| What is needed |
Without the pictures, reproduce the entries below exactly.

Component data from apps and pages:
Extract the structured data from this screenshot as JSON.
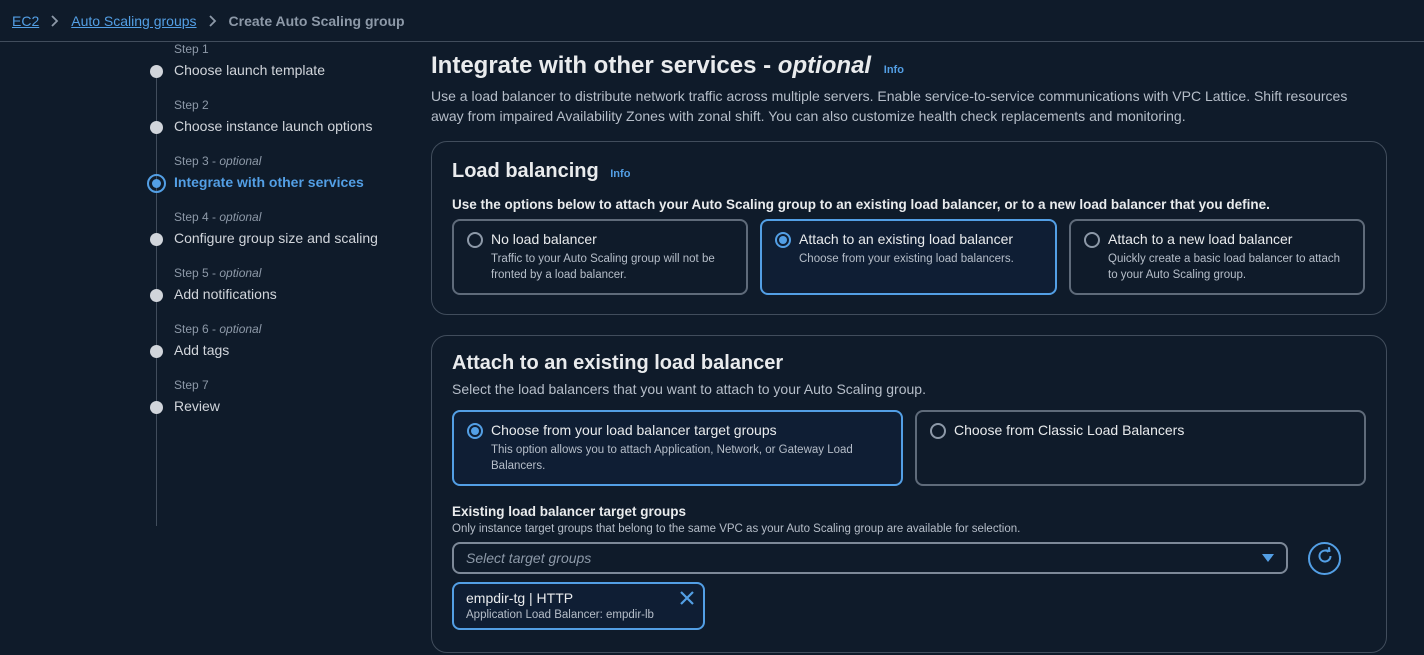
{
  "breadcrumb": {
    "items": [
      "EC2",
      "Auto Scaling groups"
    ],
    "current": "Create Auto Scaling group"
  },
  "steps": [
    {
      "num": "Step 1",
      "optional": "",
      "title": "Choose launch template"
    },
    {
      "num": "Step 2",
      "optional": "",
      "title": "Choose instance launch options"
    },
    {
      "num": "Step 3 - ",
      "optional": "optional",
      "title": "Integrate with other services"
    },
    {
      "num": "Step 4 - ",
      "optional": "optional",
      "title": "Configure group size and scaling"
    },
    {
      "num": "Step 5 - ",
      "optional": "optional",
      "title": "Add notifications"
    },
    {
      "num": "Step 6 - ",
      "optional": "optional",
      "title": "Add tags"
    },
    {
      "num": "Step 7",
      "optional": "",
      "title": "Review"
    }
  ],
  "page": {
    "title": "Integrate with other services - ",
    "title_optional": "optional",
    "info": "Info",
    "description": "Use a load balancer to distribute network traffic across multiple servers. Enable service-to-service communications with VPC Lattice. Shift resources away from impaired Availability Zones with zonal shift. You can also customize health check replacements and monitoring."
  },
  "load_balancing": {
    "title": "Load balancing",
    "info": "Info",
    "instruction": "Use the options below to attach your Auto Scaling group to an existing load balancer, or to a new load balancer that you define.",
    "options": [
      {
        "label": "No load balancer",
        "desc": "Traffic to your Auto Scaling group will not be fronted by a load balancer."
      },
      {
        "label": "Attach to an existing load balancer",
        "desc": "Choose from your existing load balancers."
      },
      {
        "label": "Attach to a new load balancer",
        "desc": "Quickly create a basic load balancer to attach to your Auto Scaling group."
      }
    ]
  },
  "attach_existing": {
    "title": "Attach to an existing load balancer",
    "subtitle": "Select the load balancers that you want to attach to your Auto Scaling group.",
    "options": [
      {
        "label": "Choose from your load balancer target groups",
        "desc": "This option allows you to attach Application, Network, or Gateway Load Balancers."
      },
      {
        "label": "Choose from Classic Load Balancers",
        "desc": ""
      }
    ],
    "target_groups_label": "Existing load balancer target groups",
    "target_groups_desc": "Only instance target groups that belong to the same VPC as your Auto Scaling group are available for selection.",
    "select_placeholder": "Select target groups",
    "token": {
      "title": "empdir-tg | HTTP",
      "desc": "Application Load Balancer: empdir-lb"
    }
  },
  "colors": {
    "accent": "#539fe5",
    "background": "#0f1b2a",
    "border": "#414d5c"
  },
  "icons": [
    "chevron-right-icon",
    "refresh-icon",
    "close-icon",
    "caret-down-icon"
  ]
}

| Response to the task |
Extract the structured data from this screenshot as JSON.
{
  "breadcrumb": {
    "items": [
      "EC2",
      "Auto Scaling groups"
    ],
    "current": "Create Auto Scaling group"
  },
  "steps": [
    {
      "num": "Step 1",
      "optional": "",
      "title": "Choose launch template"
    },
    {
      "num": "Step 2",
      "optional": "",
      "title": "Choose instance launch options"
    },
    {
      "num": "Step 3 - ",
      "optional": "optional",
      "title": "Integrate with other services"
    },
    {
      "num": "Step 4 - ",
      "optional": "optional",
      "title": "Configure group size and scaling"
    },
    {
      "num": "Step 5 - ",
      "optional": "optional",
      "title": "Add notifications"
    },
    {
      "num": "Step 6 - ",
      "optional": "optional",
      "title": "Add tags"
    },
    {
      "num": "Step 7",
      "optional": "",
      "title": "Review"
    }
  ],
  "page": {
    "title": "Integrate with other services - ",
    "title_optional": "optional",
    "info": "Info",
    "description": "Use a load balancer to distribute network traffic across multiple servers. Enable service-to-service communications with VPC Lattice. Shift resources away from impaired Availability Zones with zonal shift. You can also customize health check replacements and monitoring."
  },
  "load_balancing": {
    "title": "Load balancing",
    "info": "Info",
    "instruction": "Use the options below to attach your Auto Scaling group to an existing load balancer, or to a new load balancer that you define.",
    "options": [
      {
        "label": "No load balancer",
        "desc": "Traffic to your Auto Scaling group will not be fronted by a load balancer."
      },
      {
        "label": "Attach to an existing load balancer",
        "desc": "Choose from your existing load balancers."
      },
      {
        "label": "Attach to a new load balancer",
        "desc": "Quickly create a basic load balancer to attach to your Auto Scaling group."
      }
    ]
  },
  "attach_existing": {
    "title": "Attach to an existing load balancer",
    "subtitle": "Select the load balancers that you want to attach to your Auto Scaling group.",
    "options": [
      {
        "label": "Choose from your load balancer target groups",
        "desc": "This option allows you to attach Application, Network, or Gateway Load Balancers."
      },
      {
        "label": "Choose from Classic Load Balancers",
        "desc": ""
      }
    ],
    "target_groups_label": "Existing load balancer target groups",
    "target_groups_desc": "Only instance target groups that belong to the same VPC as your Auto Scaling group are available for selection.",
    "select_placeholder": "Select target groups",
    "token": {
      "title": "empdir-tg | HTTP",
      "desc": "Application Load Balancer: empdir-lb"
    }
  },
  "colors": {
    "accent": "#539fe5",
    "background": "#0f1b2a",
    "border": "#414d5c"
  },
  "icons": [
    "chevron-right-icon",
    "refresh-icon",
    "close-icon",
    "caret-down-icon"
  ]
}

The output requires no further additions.